The homebuilding market in DFW is super hot, and with a new year comes new trends. Candy already mentioned the emergence of the skullery, but there’s more!

We’ve asked the best and brightest North Texas homebuilders to look into their crystal balls and make predictions about homebuilding trends for 2015. They’ve also given us some sublime photos that illustrate those trends in action in their own work. You won’t want to miss this—jump to read the whole story!



IHOTW 4341-Taos

If Bluffview is good enough for Yu Darvish, well, then it’s good enough for a whole lot of contemporary-loving peeps! That’s why the wonderful builders at LRO Residential Custom Builders chose Bluffview and a treed, woodsy half acre lot at 4341 Taos to build a pristine model of contemporary amazement. Really, it’s one of the few contemporary spec homes on the market in this area. Just completed,  this four-to- five bedroom, four full plus powder bath home has what every buyer craves: both a master & guest suite on the first floor.

In fact, if you provided a list of what today’s buyer wants in a home, 4341 Taos is like the check-off list:


Les Owens

Interestingly enough, it’s not only move-in-ready homes that are flying off the market at unprecedented prices, but builders are hitting even more hurdles in this insanely hot North Texas market.

We asked Les Owens of LRO Residential, a CandysDirt.com Approved Builder, just what are buyers looking for, and what should they look out for? As it turns out, one of the biggest hurdles buyers who want to build will find is the place all home start: dirt.

“We are finding dirt at reasonable levels off the open market, but we are seeing all types of buyers — investors, end users, Realtors, first-time would-be builders — all competing for lots, and most are not experienced enough to know what they are doing and have driven land to all-time highs in most markets,” Owens said. “Not much room to keep going up, what goes up will come down, usually faster than it went up, so land speculators beware.”

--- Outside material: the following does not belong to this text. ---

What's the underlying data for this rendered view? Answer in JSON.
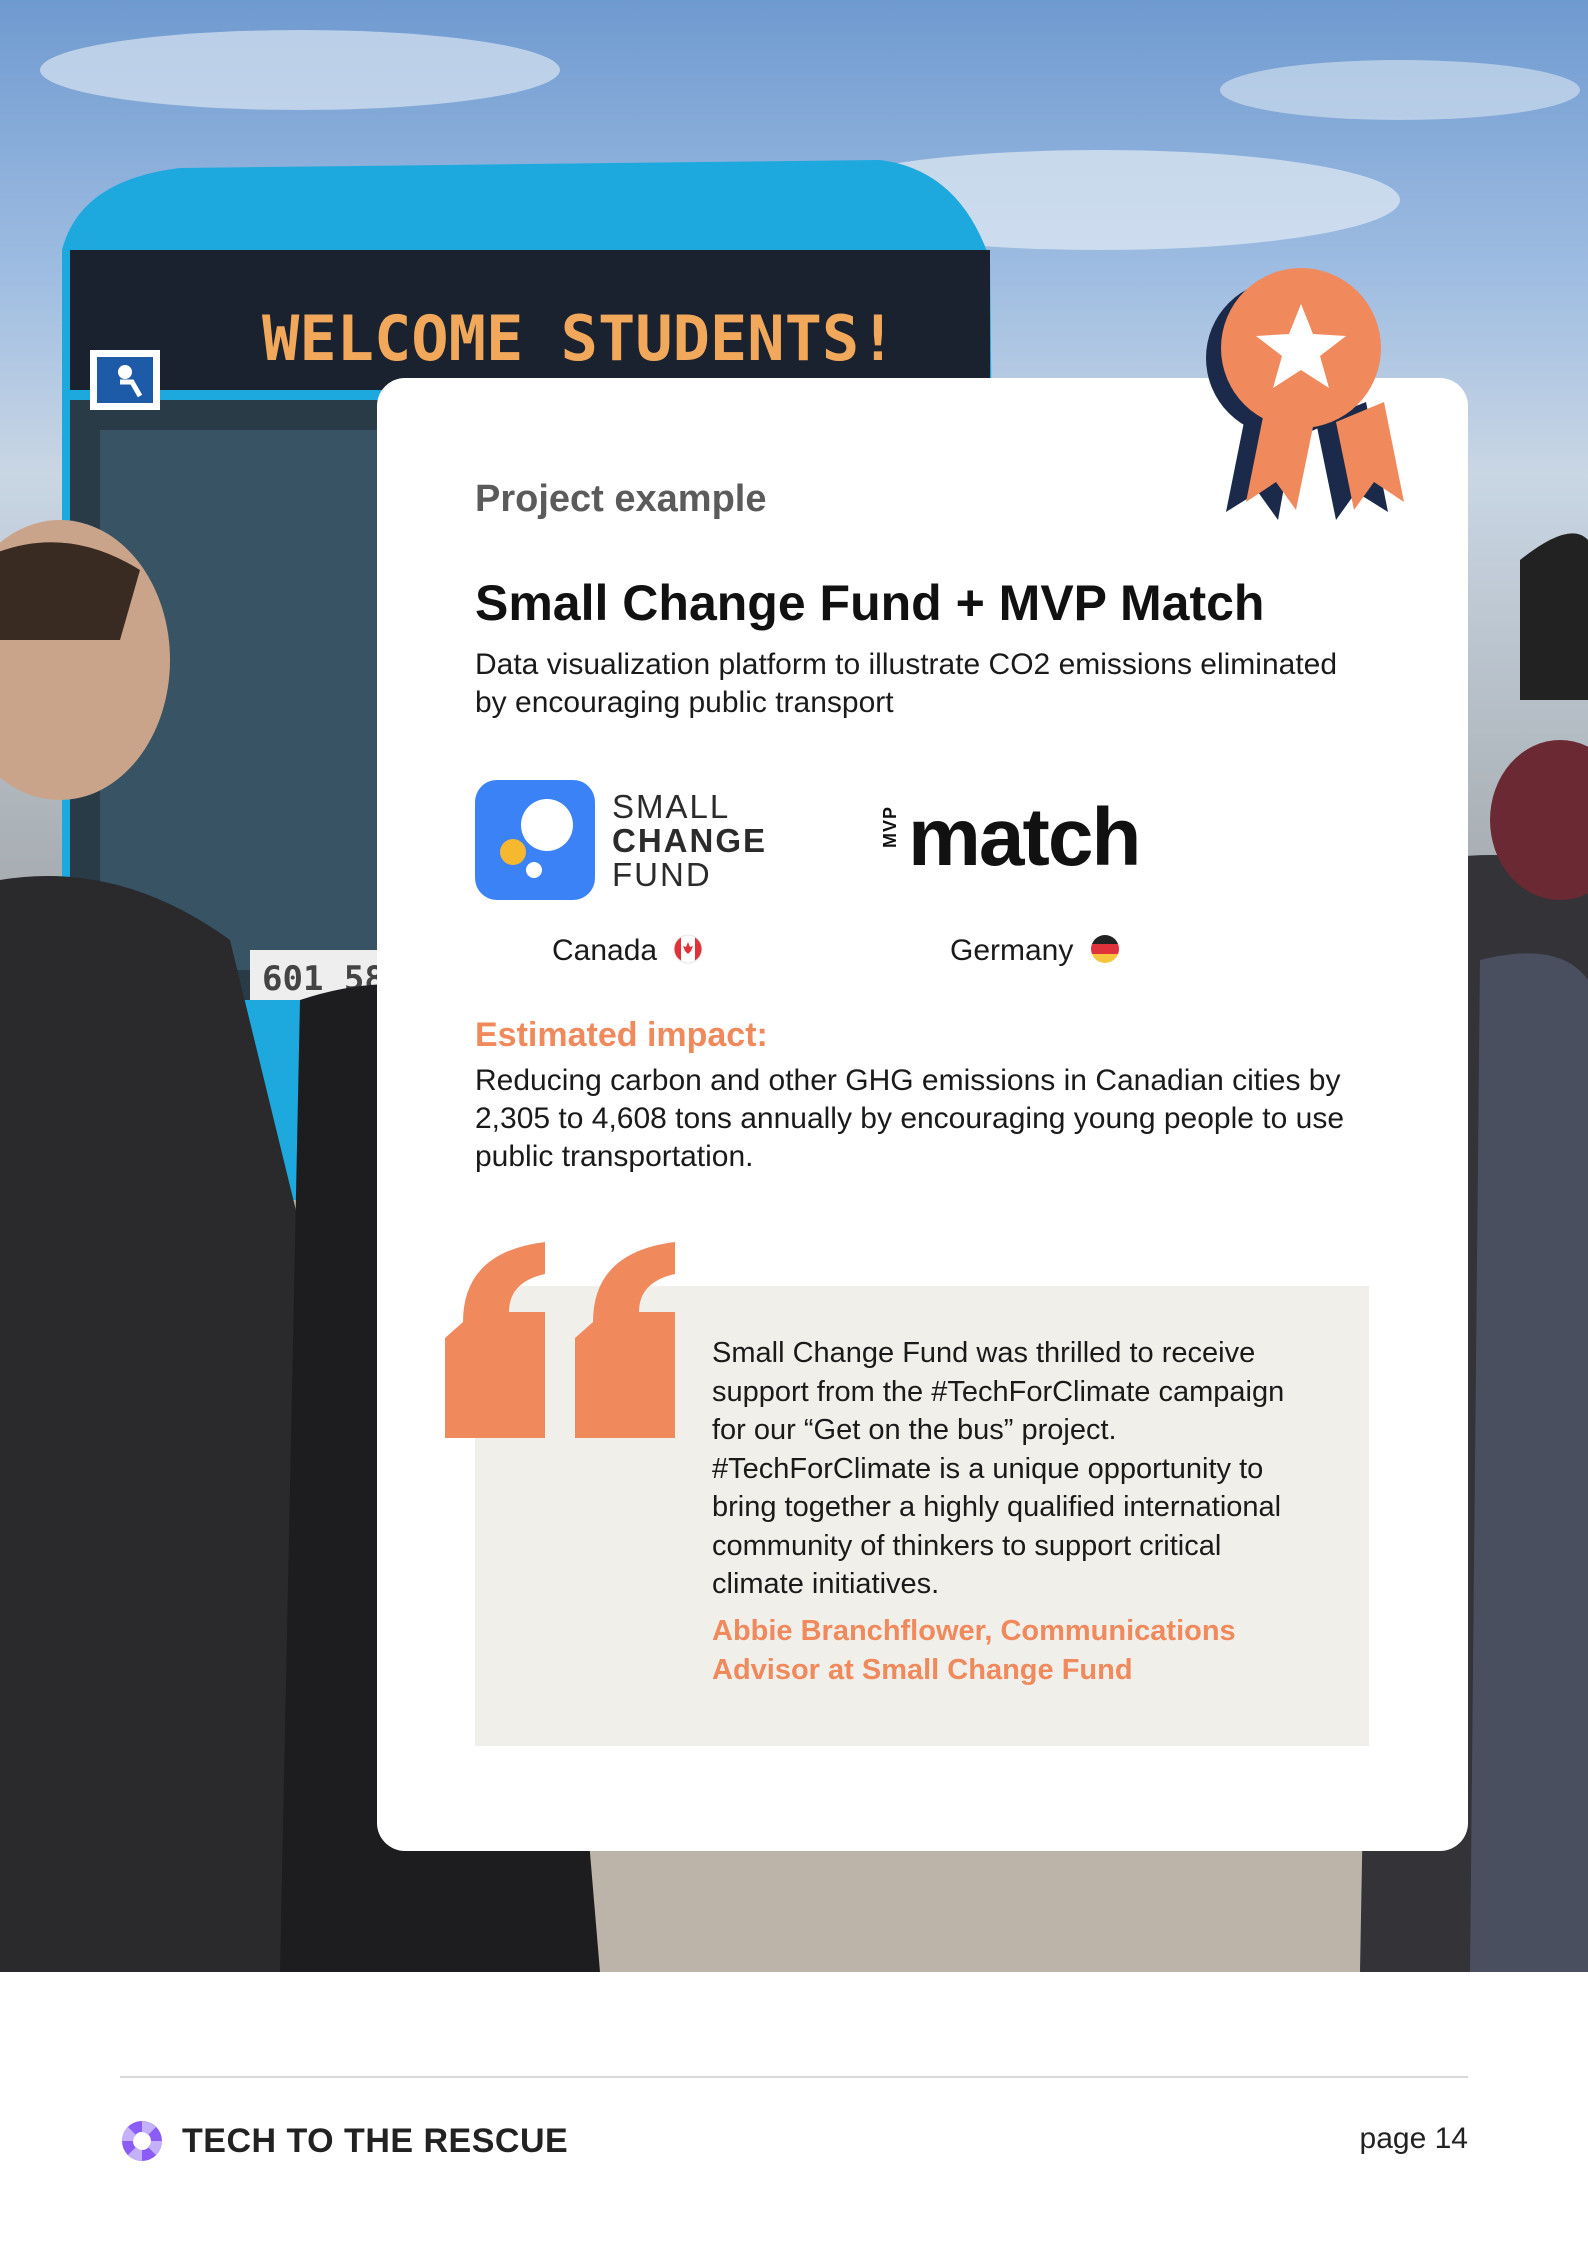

Owens, whose homes have classic lines and multi-purpose rooms with some truly stunning kitchens, is noticing an uptick in empty nesters building their post-kids dream homes.

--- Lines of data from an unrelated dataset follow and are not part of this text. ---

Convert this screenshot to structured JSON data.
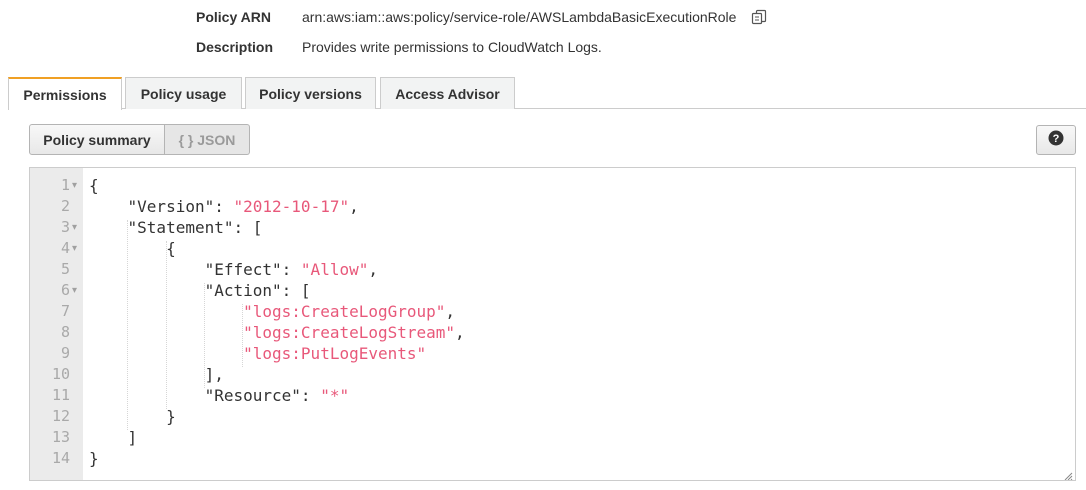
{
  "policy": {
    "arn_label": "Policy ARN",
    "arn_value": "arn:aws:iam::aws:policy/service-role/AWSLambdaBasicExecutionRole",
    "description_label": "Description",
    "description_value": "Provides write permissions to CloudWatch Logs."
  },
  "tabs": [
    {
      "label": "Permissions",
      "active": true
    },
    {
      "label": "Policy usage",
      "active": false
    },
    {
      "label": "Policy versions",
      "active": false
    },
    {
      "label": "Access Advisor",
      "active": false
    }
  ],
  "view_toggle": {
    "summary_label": "Policy summary",
    "json_label": "{ } JSON"
  },
  "help_button": {
    "icon": "question-icon"
  },
  "editor": {
    "lines": [
      {
        "num": "1",
        "fold": true,
        "tokens": [
          [
            "p",
            "{"
          ]
        ]
      },
      {
        "num": "2",
        "fold": false,
        "tokens": [
          [
            "p",
            "    \"Version\": "
          ],
          [
            "s",
            "\"2012-10-17\""
          ],
          [
            "p",
            ","
          ]
        ]
      },
      {
        "num": "3",
        "fold": true,
        "tokens": [
          [
            "p",
            "    \"Statement\": ["
          ]
        ]
      },
      {
        "num": "4",
        "fold": true,
        "tokens": [
          [
            "p",
            "        {"
          ]
        ]
      },
      {
        "num": "5",
        "fold": false,
        "tokens": [
          [
            "p",
            "            \"Effect\": "
          ],
          [
            "s",
            "\"Allow\""
          ],
          [
            "p",
            ","
          ]
        ]
      },
      {
        "num": "6",
        "fold": true,
        "tokens": [
          [
            "p",
            "            \"Action\": ["
          ]
        ]
      },
      {
        "num": "7",
        "fold": false,
        "tokens": [
          [
            "p",
            "                "
          ],
          [
            "s",
            "\"logs:CreateLogGroup\""
          ],
          [
            "p",
            ","
          ]
        ]
      },
      {
        "num": "8",
        "fold": false,
        "tokens": [
          [
            "p",
            "                "
          ],
          [
            "s",
            "\"logs:CreateLogStream\""
          ],
          [
            "p",
            ","
          ]
        ]
      },
      {
        "num": "9",
        "fold": false,
        "tokens": [
          [
            "p",
            "                "
          ],
          [
            "s",
            "\"logs:PutLogEvents\""
          ]
        ]
      },
      {
        "num": "10",
        "fold": false,
        "tokens": [
          [
            "p",
            "            ],"
          ]
        ]
      },
      {
        "num": "11",
        "fold": false,
        "tokens": [
          [
            "p",
            "            \"Resource\": "
          ],
          [
            "s",
            "\"*\""
          ]
        ]
      },
      {
        "num": "12",
        "fold": false,
        "tokens": [
          [
            "p",
            "        }"
          ]
        ]
      },
      {
        "num": "13",
        "fold": false,
        "tokens": [
          [
            "p",
            "    ]"
          ]
        ]
      },
      {
        "num": "14",
        "fold": false,
        "tokens": [
          [
            "p",
            "}"
          ]
        ]
      }
    ]
  },
  "colors": {
    "string": "#e8587a",
    "active_tab_accent": "#f0a024",
    "gutter_bg": "#ebebeb"
  }
}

“This is great for my business as lots of empty nesters are coming into the custom home market, and that is the group my homes fit perfect for,” Owens said. “We have had great luck with downsizing clients from a 6,000- to 9,000-square-foot home to a new, more energy efficient, trendy, lock-and-leave type home, and they love it. I have tons of experience working with this demographic and my style really fits well with this group.”

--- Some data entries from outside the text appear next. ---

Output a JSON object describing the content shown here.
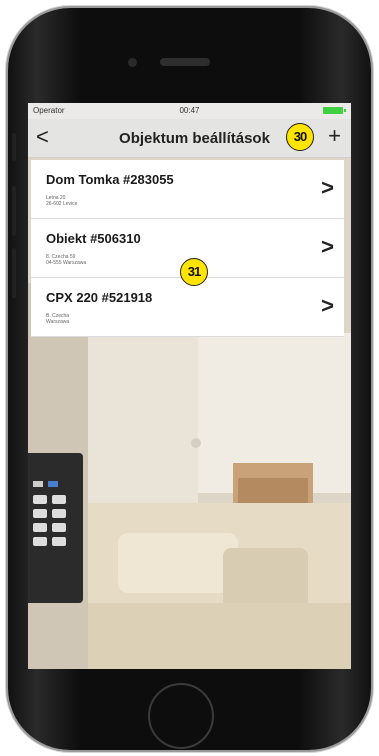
{
  "status": {
    "carrier": "Operator",
    "time": "00:47"
  },
  "nav": {
    "back": "<",
    "title": "Objektum beállítások",
    "add": "+"
  },
  "annotations": {
    "badge_top": "30",
    "badge_list": "31"
  },
  "objects": [
    {
      "title": "Dom Tomka #283055",
      "line1": "Letna 20",
      "line2": "26-602 Levice"
    },
    {
      "title": "Obiekt #506310",
      "line1": "8. Czecha 59",
      "line2": "04-555 Warszawa"
    },
    {
      "title": "CPX 220 #521918",
      "line1": "B. Czecha",
      "line2": "Warszawa"
    }
  ],
  "chevron": ">",
  "colors": {
    "badge": "#ffe400",
    "battery": "#3fd13f",
    "navbar": "#e4e4e4"
  }
}
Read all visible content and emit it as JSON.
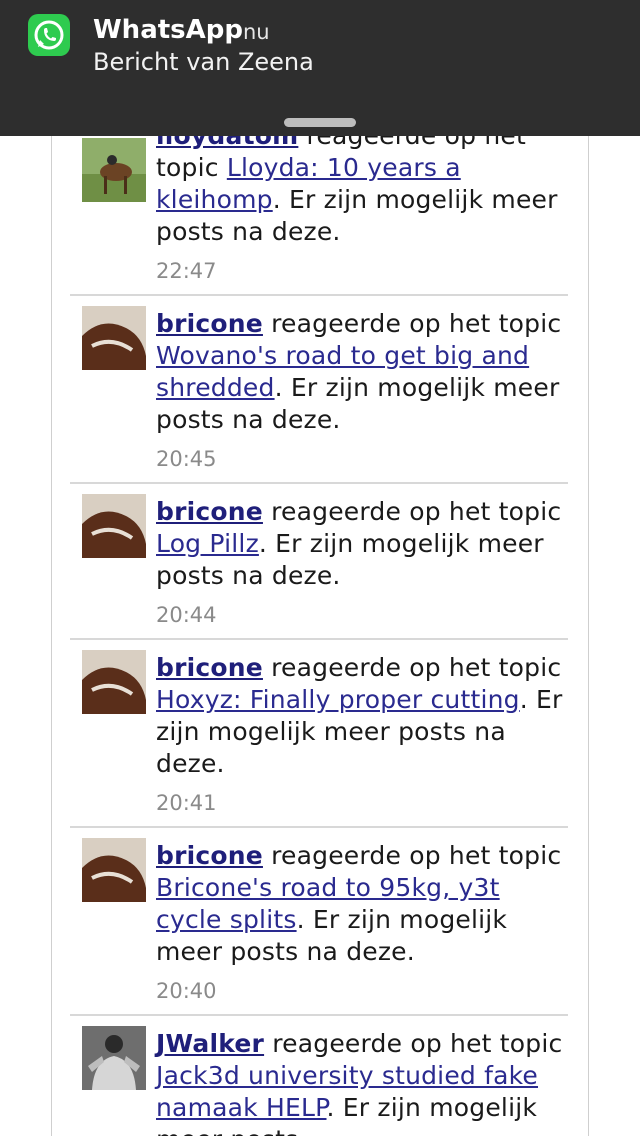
{
  "notification": {
    "app_name": "WhatsApp",
    "time": "nu",
    "body": "Bericht van Zeena",
    "icon": "whatsapp-icon"
  },
  "feed": {
    "items": [
      {
        "user": "lloydatom",
        "action": " reageerde op het topic ",
        "topic": "Lloyda: 10 years a kleihomp",
        "suffix": ". Er zijn mogelijk meer posts na deze.",
        "time": "22:47",
        "avatar": "horse-rider-avatar"
      },
      {
        "user": "bricone",
        "action": " reageerde op het topic ",
        "topic": "Wovano's road to get big and shredded",
        "suffix": ". Er zijn mogelijk meer posts na deze.",
        "time": "20:45",
        "avatar": "horse-avatar"
      },
      {
        "user": "bricone",
        "action": " reageerde op het topic ",
        "topic": "Log Pillz",
        "suffix": ". Er zijn mogelijk meer posts na deze.",
        "time": "20:44",
        "avatar": "horse-avatar"
      },
      {
        "user": "bricone",
        "action": " reageerde op het topic ",
        "topic": "Hoxyz: Finally proper cutting",
        "suffix": ". Er zijn mogelijk meer posts na deze.",
        "time": "20:41",
        "avatar": "horse-avatar"
      },
      {
        "user": "bricone",
        "action": " reageerde op het topic ",
        "topic": "Bricone's road to 95kg, y3t cycle splits",
        "suffix": ". Er zijn mogelijk meer posts na deze.",
        "time": "20:40",
        "avatar": "horse-avatar"
      },
      {
        "user": "JWalker",
        "action": " reageerde op het topic ",
        "topic": "Jack3d university studied fake namaak HELP",
        "suffix": ". Er zijn mogelijk meer posts",
        "time": "",
        "avatar": "bodybuilder-avatar"
      }
    ]
  }
}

Owens says that some other higher end clients want custom homes that are timeless, though “clean lines are still a bit hit whether in a more traditional home” or a more modern one.


“Contemporary is, of course, cool, but some people are already turning from it,” Owens added. “We are seeing clients who liked the idea, but have gone away from it.”

And clients are asking for more earth-friendly and energy efficient choices, which Owens recommends as long as they make financial sense.

“Most of our clients are self-made, and they understand the value of money,” Owens said. “Paying for outrageous green features just to say they have it is not what got them where they are. They want Green features, but only ones that make good sense from a pay-back perspective and/or they can see an immediate benefit for use in their daily lives.”


Still, Owens is focused on providing the highest quality of materials and workmanship that his brand is known for, as well as the innovation that homebuyers expect. To see more of Owens’ work, stay tuned to CandysDirt.com!